**Brief**
Lines below containing the word "example" should be copied out.

──────── Records for this exercise ────────

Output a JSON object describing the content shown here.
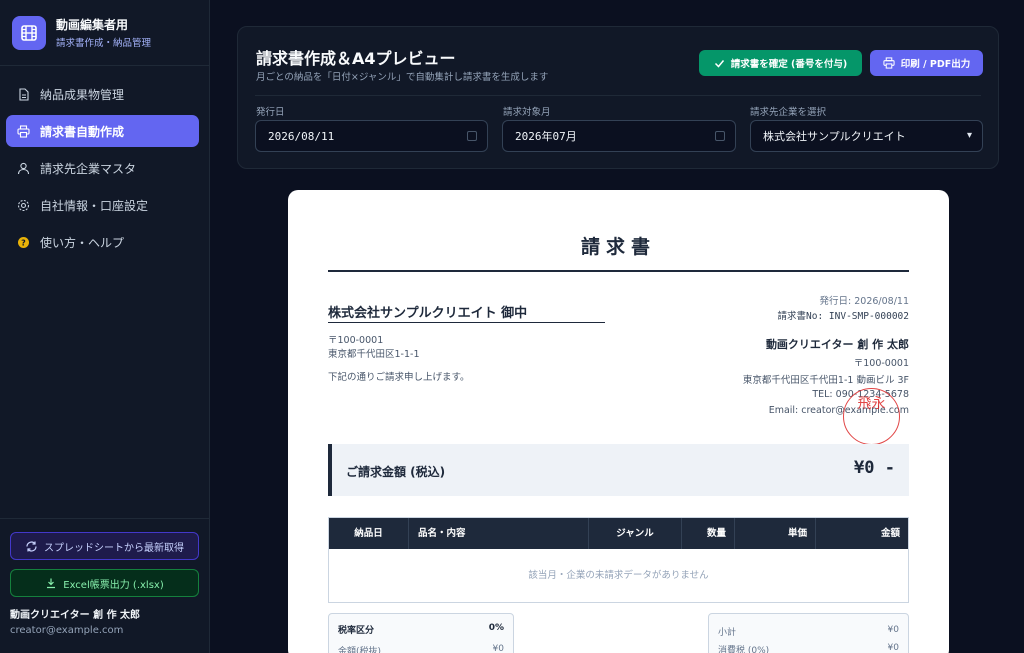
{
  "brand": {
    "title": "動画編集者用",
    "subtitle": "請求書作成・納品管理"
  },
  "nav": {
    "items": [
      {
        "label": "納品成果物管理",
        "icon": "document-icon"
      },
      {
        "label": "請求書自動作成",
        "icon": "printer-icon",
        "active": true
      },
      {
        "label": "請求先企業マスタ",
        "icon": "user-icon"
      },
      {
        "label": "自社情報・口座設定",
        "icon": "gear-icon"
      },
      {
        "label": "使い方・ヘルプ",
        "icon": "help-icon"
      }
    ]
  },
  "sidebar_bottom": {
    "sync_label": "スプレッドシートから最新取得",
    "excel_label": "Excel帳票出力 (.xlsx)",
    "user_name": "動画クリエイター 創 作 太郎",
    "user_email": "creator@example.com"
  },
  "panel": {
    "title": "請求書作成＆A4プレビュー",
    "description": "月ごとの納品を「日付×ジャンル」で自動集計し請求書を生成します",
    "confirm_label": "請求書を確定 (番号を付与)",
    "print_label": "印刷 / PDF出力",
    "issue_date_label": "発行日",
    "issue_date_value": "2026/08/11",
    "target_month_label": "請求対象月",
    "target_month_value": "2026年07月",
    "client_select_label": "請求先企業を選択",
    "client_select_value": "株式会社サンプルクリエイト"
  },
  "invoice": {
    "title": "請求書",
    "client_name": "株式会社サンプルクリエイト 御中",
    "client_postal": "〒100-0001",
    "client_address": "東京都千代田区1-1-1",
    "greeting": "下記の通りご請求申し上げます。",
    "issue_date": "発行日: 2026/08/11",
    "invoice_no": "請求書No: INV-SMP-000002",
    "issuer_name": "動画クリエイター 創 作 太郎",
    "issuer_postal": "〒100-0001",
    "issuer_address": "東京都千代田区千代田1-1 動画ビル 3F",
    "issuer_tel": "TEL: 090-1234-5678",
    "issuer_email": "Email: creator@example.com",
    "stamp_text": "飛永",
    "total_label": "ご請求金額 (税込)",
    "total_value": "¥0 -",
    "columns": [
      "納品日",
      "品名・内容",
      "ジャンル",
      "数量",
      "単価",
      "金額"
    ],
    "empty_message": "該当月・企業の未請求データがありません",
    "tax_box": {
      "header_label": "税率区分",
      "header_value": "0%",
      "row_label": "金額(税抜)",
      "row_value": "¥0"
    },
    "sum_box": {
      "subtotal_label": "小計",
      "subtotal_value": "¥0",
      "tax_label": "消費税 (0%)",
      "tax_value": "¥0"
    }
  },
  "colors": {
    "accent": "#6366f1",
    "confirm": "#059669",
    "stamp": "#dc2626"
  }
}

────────

**Answer to this problem**
    "user_email": "creator@example.com"
    "issuer_email": "Email: creator@example.com",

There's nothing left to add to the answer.